» What needs to be done
Please copy every line with the string "Carlos" from the entries below.

» Record set
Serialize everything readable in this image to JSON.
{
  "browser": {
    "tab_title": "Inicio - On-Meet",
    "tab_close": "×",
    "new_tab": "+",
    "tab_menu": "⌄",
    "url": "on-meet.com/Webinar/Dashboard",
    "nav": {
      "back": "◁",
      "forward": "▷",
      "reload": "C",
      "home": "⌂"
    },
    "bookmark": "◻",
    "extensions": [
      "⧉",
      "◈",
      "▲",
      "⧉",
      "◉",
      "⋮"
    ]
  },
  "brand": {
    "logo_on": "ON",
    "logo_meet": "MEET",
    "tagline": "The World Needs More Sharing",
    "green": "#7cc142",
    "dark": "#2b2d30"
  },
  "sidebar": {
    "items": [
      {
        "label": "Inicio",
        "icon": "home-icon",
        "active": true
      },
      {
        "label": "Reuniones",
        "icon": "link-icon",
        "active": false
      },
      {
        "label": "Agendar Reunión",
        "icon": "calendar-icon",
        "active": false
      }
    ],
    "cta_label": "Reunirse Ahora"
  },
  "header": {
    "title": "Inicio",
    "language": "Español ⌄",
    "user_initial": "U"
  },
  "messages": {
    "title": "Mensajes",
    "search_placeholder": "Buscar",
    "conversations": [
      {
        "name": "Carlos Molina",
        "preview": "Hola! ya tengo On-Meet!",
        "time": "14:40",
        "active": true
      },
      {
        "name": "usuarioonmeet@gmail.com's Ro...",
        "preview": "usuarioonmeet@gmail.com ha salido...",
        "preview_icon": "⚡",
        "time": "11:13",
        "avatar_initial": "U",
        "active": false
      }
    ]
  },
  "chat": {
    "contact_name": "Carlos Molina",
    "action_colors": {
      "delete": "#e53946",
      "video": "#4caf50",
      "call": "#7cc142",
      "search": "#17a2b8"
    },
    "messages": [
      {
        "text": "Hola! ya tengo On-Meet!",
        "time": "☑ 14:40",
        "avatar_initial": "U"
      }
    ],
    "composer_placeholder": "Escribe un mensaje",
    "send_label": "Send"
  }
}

» Answer box
        "name": "Carlos Molina",
    "contact_name": "Carlos Molina",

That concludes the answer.